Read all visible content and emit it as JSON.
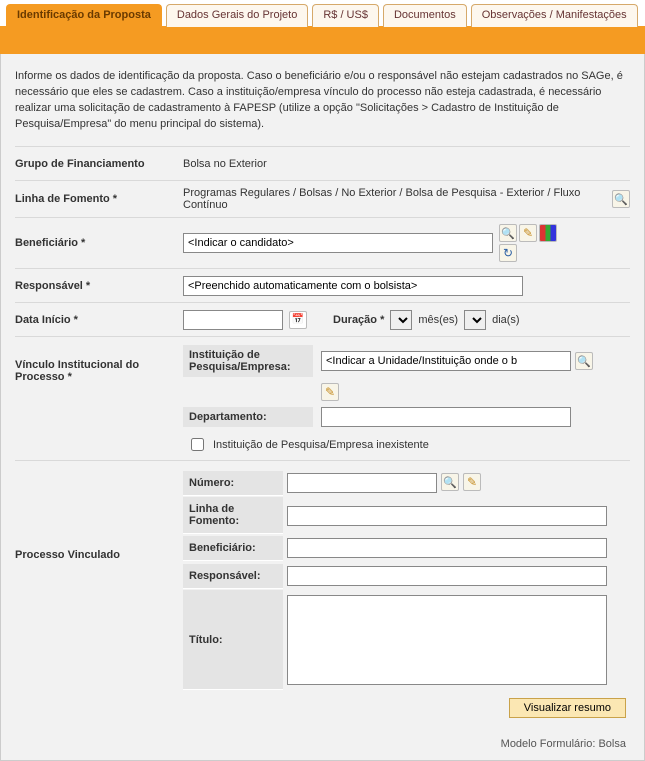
{
  "tabs": {
    "t0": "Identificação da Proposta",
    "t1": "Dados Gerais do Projeto",
    "t2": "R$ / US$",
    "t3": "Documentos",
    "t4": "Observações / Manifestações"
  },
  "intro": "Informe os dados de identificação da proposta. Caso o beneficiário e/ou o responsável não estejam cadastrados no SAGe, é necessário que eles se cadastrem. Caso a instituição/empresa vínculo do processo não esteja cadastrada, é necessário realizar uma solicitação de cadastramento à FAPESP (utilize a opção \"Solicitações > Cadastro de Instituição de Pesquisa/Empresa\" do menu principal do sistema).",
  "labels": {
    "grupo": "Grupo de Financiamento",
    "linha": "Linha de Fomento *",
    "beneficiario": "Beneficiário *",
    "responsavel": "Responsável *",
    "data_inicio": "Data Início *",
    "duracao": "Duração *",
    "meses": "mês(es)",
    "dias": "dia(s)",
    "vinculo": "Vínculo Institucional do Processo *",
    "inst": "Instituição de Pesquisa/Empresa:",
    "depto": "Departamento:",
    "inst_inexistente": "Instituição de Pesquisa/Empresa inexistente",
    "proc_vinc": "Processo Vinculado",
    "numero": "Número:",
    "linha_fomento": "Linha de Fomento:",
    "beneficiario2": "Beneficiário:",
    "responsavel2": "Responsável:",
    "titulo": "Título:",
    "visualizar": "Visualizar resumo"
  },
  "values": {
    "grupo": "Bolsa no Exterior",
    "linha": "Programas Regulares / Bolsas / No Exterior / Bolsa de Pesquisa - Exterior / Fluxo Contínuo",
    "beneficiario_ph": "<Indicar o candidato>",
    "responsavel_ph": "<Preenchido automaticamente com o bolsista>",
    "inst_ph": "<Indicar a Unidade/Instituição onde o b",
    "footer": "Modelo Formulário: Bolsa"
  }
}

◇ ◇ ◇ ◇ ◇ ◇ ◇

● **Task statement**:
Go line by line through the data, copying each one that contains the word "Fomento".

● **Finished task**:
    "linha": "Linha de Fomento *",
    "linha_fomento": "Linha de Fomento:",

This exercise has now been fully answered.